=== REQUIRED ACTION ===
Determine the number of lines in the data that contain "Show". Answer with that number only.

(Website and app data records)
----------
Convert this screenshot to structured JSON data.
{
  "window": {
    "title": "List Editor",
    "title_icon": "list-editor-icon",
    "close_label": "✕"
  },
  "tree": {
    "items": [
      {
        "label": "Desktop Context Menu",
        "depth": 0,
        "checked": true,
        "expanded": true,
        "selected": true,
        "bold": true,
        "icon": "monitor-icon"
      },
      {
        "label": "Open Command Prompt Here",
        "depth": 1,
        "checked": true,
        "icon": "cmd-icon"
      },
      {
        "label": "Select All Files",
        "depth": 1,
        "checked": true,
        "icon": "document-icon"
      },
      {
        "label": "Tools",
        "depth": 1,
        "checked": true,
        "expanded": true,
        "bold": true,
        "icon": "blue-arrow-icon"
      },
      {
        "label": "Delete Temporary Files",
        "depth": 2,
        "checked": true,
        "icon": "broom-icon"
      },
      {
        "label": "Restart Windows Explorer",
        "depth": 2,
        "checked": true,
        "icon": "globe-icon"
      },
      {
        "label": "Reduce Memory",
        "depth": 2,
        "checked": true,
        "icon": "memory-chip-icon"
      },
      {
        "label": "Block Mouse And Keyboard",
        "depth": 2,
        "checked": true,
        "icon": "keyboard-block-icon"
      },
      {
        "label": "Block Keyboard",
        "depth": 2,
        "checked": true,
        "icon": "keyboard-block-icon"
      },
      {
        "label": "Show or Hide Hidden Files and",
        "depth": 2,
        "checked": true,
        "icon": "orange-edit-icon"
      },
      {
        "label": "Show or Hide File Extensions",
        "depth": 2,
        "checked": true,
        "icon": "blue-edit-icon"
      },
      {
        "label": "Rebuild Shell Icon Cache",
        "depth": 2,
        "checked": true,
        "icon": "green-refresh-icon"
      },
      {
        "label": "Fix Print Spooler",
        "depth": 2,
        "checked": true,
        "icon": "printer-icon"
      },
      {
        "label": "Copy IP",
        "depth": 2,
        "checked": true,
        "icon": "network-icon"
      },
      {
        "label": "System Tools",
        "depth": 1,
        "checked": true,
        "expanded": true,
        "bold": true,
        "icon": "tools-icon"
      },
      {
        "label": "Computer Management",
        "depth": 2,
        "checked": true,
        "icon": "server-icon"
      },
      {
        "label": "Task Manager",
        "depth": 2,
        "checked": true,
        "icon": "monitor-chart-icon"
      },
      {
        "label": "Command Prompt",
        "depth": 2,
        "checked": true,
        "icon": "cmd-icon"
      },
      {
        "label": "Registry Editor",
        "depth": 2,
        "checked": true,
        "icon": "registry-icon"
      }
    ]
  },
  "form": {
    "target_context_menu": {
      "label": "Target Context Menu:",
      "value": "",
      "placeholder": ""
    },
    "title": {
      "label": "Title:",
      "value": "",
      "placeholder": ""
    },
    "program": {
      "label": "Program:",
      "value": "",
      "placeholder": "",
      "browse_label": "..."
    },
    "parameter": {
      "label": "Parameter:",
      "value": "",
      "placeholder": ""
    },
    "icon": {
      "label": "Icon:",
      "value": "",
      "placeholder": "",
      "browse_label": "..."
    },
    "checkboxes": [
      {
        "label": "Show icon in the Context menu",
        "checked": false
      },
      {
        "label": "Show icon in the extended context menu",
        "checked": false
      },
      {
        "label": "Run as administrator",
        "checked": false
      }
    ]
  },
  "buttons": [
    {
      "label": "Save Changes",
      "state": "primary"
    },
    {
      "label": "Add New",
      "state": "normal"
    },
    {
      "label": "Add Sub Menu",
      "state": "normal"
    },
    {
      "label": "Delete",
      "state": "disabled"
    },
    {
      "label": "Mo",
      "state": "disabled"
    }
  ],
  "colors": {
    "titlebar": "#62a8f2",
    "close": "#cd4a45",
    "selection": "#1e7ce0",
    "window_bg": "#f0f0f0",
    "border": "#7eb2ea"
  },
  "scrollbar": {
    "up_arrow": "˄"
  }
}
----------
=== REPLY TO THE EXERCISE ===
4